[Items listed in a dataset]
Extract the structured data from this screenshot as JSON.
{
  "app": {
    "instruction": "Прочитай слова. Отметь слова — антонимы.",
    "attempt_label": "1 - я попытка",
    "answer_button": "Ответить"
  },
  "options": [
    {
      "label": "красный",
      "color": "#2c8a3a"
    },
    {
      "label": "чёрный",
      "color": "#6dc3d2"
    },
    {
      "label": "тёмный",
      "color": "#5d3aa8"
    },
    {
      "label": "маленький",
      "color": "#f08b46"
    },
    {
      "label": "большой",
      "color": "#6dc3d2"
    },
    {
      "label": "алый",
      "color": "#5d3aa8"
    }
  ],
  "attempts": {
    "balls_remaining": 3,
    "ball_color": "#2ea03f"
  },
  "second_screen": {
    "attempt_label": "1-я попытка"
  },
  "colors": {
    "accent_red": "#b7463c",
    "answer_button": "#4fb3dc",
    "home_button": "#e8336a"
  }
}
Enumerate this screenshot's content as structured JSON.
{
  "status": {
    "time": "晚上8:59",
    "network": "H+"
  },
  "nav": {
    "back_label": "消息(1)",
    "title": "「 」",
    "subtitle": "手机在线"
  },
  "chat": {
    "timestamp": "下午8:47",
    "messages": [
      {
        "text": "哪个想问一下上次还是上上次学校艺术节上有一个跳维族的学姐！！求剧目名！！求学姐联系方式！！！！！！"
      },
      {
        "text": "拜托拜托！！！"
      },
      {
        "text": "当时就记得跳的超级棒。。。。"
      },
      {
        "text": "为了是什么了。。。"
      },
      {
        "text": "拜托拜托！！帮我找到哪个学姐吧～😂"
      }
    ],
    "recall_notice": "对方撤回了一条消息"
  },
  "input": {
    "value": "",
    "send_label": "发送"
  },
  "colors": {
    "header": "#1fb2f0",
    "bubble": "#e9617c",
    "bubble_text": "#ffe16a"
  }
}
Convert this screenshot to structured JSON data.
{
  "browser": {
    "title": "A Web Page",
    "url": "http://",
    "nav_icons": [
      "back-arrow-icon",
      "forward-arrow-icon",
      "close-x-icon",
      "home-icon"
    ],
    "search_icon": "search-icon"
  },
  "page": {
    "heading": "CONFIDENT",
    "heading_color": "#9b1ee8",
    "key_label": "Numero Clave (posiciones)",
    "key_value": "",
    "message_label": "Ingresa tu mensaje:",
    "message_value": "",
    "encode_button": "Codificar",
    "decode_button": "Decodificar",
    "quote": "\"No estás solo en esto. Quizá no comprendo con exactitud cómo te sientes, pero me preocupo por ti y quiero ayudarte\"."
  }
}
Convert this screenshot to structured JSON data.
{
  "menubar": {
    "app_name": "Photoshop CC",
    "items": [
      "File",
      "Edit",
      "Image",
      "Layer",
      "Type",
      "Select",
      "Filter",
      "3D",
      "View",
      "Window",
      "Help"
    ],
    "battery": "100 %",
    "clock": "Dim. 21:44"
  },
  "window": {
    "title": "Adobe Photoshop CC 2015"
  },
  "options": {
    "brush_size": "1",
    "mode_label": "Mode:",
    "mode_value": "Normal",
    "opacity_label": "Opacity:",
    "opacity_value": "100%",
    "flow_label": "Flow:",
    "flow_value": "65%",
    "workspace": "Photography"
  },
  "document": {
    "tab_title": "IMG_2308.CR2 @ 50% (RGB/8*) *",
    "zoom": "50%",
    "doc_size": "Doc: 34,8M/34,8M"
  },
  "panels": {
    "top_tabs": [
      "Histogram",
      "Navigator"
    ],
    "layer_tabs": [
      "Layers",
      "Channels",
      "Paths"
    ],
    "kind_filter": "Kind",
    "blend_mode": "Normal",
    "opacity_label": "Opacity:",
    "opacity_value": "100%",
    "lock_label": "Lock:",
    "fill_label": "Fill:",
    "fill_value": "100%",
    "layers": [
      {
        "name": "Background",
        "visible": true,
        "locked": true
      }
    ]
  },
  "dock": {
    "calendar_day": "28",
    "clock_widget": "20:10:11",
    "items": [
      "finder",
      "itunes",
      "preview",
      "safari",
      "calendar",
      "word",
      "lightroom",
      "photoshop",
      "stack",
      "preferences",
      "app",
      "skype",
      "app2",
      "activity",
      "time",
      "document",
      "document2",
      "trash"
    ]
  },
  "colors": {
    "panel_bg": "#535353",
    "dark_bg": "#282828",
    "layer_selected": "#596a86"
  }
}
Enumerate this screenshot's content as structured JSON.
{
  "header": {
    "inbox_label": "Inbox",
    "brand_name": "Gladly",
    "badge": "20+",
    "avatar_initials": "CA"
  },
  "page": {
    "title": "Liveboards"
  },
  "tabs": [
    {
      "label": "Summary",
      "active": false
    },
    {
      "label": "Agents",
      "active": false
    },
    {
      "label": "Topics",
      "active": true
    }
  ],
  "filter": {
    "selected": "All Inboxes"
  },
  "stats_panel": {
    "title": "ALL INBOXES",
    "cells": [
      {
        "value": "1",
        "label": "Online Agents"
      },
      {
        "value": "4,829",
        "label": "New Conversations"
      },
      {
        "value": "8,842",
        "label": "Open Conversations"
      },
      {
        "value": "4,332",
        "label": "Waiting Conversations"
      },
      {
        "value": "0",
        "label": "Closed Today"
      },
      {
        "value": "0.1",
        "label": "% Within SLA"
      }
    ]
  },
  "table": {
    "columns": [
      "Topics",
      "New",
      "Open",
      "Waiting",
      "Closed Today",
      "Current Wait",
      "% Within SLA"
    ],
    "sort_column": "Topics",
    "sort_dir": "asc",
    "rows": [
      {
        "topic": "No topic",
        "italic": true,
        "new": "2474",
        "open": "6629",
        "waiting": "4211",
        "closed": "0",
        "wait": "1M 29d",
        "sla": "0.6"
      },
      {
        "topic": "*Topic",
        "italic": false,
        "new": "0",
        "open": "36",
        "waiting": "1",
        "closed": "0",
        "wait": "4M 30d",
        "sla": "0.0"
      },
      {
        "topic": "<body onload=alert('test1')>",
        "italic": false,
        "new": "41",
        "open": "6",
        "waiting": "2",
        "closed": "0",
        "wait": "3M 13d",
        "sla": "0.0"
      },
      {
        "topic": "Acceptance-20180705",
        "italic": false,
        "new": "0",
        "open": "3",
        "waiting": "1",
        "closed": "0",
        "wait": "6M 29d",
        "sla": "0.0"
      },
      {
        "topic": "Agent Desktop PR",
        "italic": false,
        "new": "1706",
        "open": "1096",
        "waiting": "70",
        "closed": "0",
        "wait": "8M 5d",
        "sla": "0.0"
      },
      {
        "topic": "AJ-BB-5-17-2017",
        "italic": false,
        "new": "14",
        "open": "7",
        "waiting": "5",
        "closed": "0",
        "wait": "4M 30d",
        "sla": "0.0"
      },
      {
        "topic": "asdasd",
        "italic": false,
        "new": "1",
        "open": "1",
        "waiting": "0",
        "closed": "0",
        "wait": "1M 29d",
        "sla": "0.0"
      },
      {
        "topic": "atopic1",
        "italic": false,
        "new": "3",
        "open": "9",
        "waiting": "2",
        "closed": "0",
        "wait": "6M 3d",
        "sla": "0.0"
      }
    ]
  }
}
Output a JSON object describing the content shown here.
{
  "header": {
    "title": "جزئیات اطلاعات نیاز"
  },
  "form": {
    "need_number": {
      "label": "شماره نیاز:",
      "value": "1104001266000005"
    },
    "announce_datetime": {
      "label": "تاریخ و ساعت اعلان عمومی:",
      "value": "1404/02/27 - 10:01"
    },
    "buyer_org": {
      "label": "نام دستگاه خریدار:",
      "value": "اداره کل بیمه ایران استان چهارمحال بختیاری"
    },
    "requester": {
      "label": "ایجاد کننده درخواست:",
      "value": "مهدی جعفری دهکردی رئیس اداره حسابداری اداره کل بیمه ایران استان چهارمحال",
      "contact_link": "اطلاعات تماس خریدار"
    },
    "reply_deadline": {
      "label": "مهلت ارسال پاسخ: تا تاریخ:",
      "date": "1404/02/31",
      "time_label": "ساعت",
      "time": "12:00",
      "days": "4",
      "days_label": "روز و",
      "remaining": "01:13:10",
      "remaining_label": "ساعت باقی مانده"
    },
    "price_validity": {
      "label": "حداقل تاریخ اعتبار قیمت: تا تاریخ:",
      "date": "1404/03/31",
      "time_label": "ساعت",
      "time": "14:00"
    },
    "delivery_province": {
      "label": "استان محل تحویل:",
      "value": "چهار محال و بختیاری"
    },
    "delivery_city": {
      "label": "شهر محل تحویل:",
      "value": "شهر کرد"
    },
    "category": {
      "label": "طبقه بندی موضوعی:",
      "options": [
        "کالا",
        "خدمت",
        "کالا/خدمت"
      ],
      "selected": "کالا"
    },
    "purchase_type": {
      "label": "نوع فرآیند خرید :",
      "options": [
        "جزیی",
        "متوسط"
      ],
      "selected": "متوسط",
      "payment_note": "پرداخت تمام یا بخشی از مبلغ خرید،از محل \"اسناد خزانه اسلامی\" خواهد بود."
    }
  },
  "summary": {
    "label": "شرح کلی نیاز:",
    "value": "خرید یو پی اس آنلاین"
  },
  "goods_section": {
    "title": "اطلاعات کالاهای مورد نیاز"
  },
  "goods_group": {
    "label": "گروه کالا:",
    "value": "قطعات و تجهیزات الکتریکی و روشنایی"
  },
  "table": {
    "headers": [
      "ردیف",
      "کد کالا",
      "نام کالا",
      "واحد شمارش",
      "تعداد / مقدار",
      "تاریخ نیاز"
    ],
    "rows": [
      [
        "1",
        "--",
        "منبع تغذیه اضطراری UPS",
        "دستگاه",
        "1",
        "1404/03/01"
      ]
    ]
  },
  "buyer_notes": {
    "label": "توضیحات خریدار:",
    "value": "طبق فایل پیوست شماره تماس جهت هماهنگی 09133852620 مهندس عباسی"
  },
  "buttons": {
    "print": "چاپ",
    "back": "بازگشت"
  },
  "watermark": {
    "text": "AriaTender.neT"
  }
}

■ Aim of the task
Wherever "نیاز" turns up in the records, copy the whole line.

■ Final answer
    "title": "جزئیات اطلاعات نیاز"
      "label": "شماره نیاز:",
    "label": "شرح کلی نیاز:",
    "title": "اطلاعات کالاهای مورد نیاز"
      "تاریخ نیاز"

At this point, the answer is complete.